A substantial Abraham Lincoln mythology had taken hold in the American imagination even before his assassination in 1865. This canon of broad brush strokes and tall tales gave Lincoln his historic due but overlooked or willfully ignored the myriad complexities of our greatest president.
So there may be no better way to inaugurate this Lincoln bicentenary year of posts at Kiko's House than to begin to unravel the Lincoln mythology, a not-easy task considering that thousands of books have been written about the 16th president and some of the most famous like Carl Sandburg's The Prairie Years and The War Years are highly ficitionalized.
So unravel this:
* Portrayals of Lincoln as a country bumpkin are inaccurate.
He was an experienced railroad lawyer and shrewd litigator with an astonishing intellect who sometimes was embarrassed by his own brilliance, which he would try to mask with bawdy stories as he sought to be just one of the boys.
* Lincoln's legendary debates with Stephen A. Douglas are perhaps the most distorted aspect of the historic record.
The seven face-to-face meetings in 1858 were not debates in the contemporary sense and had the air of big parties. The speakers soliloquized at great length without interruption, while Lincoln was nowhere near as eloquent as he appears to have been in debate transcripts, which were thoroughly edited to make him look better.
* Lincoln did not come to Washington a ready-made "Great Emancipator" and grew into that title in subsequent years.
He did not advocate political or social equality for blacks and never advocated emancipating them while campaigning. His primary goal was to keep the Union together, and he believed that by keeping slavery from spreading to new states in the West, it would gradually disappear.

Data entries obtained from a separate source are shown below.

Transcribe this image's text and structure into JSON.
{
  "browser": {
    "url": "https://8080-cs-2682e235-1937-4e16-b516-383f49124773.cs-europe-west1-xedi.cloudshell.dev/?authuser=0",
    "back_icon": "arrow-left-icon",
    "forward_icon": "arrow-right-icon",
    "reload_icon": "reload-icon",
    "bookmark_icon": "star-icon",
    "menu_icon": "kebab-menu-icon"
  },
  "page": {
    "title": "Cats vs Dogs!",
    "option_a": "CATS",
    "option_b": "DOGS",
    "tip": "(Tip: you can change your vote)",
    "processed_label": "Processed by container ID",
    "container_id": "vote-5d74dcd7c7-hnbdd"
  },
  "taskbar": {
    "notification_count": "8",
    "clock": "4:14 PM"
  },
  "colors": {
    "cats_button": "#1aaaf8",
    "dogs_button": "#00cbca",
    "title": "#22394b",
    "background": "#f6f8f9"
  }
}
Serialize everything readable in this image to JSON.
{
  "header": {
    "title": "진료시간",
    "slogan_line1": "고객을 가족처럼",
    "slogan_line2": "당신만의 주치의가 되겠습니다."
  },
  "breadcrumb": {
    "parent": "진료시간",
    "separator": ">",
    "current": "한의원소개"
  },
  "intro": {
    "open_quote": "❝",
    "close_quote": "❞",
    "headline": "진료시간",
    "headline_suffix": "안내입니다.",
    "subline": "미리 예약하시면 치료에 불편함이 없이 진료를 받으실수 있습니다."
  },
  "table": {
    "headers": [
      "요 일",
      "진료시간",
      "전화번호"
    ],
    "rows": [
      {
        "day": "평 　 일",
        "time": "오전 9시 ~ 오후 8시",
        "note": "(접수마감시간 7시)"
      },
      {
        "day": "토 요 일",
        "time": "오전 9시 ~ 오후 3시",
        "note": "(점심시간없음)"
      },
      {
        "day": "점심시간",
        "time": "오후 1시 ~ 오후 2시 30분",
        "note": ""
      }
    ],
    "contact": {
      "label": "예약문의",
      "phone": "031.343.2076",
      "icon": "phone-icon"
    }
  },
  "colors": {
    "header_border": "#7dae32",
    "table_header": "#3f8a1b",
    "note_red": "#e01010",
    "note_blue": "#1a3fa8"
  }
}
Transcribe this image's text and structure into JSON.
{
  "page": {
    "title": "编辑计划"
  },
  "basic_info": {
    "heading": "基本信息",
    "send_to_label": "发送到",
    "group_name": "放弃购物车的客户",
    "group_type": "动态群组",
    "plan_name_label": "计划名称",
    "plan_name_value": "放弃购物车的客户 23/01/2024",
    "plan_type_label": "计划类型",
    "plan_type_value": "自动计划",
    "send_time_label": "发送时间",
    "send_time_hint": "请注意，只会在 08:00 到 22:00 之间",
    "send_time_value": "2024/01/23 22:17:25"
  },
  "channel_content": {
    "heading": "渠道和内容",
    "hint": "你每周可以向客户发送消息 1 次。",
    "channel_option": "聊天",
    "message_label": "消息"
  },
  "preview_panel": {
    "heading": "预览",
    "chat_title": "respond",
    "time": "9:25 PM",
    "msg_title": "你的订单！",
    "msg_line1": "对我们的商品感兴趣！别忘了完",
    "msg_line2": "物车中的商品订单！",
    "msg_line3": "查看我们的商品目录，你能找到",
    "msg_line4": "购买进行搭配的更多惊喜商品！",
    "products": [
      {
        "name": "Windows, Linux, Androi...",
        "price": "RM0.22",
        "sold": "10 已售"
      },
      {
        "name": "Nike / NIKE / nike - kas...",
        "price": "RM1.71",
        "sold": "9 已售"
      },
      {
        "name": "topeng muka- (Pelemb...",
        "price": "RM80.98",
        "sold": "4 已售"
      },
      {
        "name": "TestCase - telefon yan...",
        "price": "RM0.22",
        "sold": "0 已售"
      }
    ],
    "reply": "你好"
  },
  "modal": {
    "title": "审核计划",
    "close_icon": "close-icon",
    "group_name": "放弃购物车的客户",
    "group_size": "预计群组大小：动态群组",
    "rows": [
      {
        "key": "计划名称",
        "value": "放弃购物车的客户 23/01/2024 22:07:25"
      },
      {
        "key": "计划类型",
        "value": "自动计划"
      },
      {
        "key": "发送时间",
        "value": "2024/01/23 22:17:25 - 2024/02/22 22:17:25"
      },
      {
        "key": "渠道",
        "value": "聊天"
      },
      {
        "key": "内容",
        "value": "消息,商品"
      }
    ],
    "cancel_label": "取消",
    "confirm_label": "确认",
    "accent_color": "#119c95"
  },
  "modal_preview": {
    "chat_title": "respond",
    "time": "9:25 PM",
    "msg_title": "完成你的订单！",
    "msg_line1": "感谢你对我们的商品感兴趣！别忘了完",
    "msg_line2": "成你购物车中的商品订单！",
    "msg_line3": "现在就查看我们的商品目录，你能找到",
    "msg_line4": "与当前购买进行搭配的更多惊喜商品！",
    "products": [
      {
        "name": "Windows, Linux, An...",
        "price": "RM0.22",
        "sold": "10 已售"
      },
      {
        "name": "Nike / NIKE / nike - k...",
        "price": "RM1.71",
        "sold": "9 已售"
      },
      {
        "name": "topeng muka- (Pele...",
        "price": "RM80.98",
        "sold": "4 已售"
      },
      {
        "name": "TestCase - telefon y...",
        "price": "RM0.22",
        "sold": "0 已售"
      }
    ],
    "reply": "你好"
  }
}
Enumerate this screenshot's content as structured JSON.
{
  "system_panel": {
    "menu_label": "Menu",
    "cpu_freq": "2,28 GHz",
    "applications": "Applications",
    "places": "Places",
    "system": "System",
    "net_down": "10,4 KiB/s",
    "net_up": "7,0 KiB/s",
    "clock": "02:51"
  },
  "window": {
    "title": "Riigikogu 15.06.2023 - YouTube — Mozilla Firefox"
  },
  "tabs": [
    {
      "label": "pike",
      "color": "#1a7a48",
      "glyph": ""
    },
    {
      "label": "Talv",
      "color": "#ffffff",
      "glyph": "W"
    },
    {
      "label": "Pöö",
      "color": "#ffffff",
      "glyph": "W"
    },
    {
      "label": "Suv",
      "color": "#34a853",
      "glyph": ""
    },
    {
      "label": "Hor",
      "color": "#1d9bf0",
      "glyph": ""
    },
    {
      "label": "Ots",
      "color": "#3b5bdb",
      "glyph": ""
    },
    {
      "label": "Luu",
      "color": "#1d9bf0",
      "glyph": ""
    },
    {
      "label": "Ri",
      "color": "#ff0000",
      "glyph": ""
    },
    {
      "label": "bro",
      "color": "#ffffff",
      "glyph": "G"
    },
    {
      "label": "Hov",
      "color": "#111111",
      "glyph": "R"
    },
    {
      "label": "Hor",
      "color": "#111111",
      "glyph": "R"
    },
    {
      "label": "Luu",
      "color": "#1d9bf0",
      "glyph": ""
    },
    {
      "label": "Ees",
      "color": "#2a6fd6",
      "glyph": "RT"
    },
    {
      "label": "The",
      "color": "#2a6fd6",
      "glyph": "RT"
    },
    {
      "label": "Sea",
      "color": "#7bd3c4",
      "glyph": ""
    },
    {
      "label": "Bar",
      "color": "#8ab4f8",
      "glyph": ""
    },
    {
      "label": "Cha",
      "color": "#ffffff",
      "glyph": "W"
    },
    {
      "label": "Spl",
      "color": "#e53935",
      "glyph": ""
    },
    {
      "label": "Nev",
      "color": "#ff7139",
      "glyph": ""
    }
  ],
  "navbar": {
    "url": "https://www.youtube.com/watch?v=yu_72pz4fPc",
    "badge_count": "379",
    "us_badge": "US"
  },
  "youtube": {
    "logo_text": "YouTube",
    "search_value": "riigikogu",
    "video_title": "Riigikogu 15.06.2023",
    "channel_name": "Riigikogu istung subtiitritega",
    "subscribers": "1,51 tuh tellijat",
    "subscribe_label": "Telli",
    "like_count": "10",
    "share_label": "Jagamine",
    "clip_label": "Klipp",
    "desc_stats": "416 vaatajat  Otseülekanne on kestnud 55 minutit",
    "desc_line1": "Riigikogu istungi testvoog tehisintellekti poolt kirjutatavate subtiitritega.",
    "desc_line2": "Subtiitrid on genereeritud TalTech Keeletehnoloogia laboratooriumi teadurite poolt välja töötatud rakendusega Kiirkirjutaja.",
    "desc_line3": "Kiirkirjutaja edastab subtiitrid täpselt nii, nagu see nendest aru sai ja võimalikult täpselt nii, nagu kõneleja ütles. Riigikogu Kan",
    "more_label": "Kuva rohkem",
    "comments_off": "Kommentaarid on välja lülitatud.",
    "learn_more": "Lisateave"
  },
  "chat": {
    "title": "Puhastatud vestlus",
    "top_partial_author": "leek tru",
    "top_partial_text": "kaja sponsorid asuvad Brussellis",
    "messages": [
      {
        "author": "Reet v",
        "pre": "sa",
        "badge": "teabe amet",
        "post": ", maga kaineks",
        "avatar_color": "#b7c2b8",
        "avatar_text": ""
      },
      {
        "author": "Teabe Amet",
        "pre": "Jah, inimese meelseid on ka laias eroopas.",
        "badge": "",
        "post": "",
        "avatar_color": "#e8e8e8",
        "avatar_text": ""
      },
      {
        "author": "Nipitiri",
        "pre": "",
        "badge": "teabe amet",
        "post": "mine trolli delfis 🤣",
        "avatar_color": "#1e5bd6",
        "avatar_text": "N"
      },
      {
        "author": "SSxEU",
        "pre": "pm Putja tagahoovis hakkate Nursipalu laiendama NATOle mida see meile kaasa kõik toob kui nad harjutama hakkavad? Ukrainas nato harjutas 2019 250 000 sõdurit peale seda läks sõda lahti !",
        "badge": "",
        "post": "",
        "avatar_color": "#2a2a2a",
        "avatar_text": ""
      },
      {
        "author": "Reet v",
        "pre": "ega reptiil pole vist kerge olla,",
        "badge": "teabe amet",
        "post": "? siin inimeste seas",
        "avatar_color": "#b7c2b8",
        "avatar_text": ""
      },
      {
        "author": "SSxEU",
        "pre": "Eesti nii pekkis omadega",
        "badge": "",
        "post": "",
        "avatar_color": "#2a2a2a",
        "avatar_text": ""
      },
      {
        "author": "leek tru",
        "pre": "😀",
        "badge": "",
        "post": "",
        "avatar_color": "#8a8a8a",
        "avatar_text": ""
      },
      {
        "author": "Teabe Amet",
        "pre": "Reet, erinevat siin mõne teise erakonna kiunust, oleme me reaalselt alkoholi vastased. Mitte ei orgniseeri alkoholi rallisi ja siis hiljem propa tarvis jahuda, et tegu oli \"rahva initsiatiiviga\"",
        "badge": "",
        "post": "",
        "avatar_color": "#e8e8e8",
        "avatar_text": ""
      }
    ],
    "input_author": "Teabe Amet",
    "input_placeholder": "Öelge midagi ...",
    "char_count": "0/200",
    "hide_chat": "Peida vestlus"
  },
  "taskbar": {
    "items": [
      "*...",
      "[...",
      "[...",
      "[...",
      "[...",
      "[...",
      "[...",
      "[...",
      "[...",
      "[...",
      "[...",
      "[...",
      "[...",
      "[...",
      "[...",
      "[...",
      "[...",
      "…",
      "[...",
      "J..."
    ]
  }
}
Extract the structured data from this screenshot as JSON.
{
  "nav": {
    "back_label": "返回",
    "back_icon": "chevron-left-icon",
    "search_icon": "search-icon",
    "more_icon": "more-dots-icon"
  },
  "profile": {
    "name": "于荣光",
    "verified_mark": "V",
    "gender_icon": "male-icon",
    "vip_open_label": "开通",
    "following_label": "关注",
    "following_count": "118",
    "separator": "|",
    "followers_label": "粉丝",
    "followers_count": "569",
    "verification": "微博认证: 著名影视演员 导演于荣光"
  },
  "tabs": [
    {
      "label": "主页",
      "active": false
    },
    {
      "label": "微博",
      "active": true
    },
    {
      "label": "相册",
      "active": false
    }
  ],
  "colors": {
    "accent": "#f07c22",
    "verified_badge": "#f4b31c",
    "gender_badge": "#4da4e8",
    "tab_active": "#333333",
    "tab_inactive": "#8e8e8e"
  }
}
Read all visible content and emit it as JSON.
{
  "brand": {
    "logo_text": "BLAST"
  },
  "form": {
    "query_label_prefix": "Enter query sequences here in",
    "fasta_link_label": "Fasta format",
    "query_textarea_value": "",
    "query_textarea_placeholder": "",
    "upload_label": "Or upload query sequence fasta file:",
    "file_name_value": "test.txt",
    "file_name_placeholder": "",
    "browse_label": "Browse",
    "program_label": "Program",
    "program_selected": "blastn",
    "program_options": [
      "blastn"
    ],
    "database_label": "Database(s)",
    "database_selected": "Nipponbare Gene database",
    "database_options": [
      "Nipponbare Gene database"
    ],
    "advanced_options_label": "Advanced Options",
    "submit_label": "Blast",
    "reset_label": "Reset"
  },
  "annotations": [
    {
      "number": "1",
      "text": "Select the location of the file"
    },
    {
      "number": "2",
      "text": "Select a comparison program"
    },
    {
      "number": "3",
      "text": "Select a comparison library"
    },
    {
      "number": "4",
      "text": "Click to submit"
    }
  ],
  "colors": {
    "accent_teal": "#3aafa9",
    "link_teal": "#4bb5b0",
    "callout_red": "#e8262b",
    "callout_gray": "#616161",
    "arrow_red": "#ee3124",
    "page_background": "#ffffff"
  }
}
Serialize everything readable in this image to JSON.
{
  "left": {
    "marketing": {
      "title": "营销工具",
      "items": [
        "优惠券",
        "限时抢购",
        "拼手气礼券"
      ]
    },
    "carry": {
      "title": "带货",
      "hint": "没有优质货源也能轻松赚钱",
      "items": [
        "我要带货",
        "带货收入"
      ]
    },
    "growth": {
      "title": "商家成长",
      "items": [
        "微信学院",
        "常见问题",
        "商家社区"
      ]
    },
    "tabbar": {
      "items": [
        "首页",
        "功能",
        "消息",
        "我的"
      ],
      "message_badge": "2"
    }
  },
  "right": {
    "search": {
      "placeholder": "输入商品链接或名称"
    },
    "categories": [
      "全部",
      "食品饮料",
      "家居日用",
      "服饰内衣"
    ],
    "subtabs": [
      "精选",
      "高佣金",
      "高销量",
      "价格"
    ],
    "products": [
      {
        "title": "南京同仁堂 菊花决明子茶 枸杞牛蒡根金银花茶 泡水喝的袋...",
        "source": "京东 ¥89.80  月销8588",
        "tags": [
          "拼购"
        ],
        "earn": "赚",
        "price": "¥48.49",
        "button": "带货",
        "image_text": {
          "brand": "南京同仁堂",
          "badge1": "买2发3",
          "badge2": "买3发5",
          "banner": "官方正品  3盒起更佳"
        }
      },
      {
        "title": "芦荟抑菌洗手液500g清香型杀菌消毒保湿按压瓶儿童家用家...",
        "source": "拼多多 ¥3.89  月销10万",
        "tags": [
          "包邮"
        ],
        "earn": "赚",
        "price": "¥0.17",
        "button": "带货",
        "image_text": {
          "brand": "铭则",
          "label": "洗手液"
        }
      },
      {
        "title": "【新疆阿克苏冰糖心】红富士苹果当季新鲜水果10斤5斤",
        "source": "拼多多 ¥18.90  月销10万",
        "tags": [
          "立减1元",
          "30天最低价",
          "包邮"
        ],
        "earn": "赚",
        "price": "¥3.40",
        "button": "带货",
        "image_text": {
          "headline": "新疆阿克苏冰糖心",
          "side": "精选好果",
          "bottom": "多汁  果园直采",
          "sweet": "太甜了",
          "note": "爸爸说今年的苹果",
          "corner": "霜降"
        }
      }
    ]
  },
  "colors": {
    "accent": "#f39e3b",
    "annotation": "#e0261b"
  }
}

How very wrong he was.
* Lincoln did not have a firm hold on power during much of his first term.
That he was never deposed in what would have been the only coup d'etat in American history is something of a miracle because his sacking of the ineffectual Major General George McClellan as commander of the Union armies in 1862 came close to precipitating an armed takeover of government and subsequent negotiated peace with the Confederacy.
* Lincoln cared little about his personal appearance.
By his own design, he always was slightly rumpled, dressed in black with a flamboyant tie, wore a top hat, often struck poses that emphasized his aquiline features, and was astutely aware of the power of the emerging medium of photography to capture and convey him as a commanding figure.
* Lincoln was a deeply religious man.
He came from a family of radical predestinarian Baptists, but was something close to a Deist as Thomas Jefferson had been. That is, he believed in a general sense of the existence of a God, or at least a force that gave order and shape to the universe, but was ambivalent about whether this God gave active direction and intervention to human affairs.
* Lincoln's wife and sons adored him.
His deep love for his family was not reciprocated. His wife Mary Todd was a bitter shopaholic, spending money on "flubdubs" for the White House, as he put it, and she was certifiably crazy by the time he was assassinated. His relationship with Robert Todd, the only son to live beyond his teenage years, was strained and he seldom visited Washington.
* * * * *I spent a goodly amount of the holiday season reading up on Lincoln and George Bush. The experience was surreal, to say the least, and begs a question: What will the Bush mythology be to future generations?
This essay is drawn, in part, from Abraham Lincoln: Great American Historians on Our Sixteenth President, while the headline is from "The Name Game," a 1964 novelty-song hit by Shirley Ellis.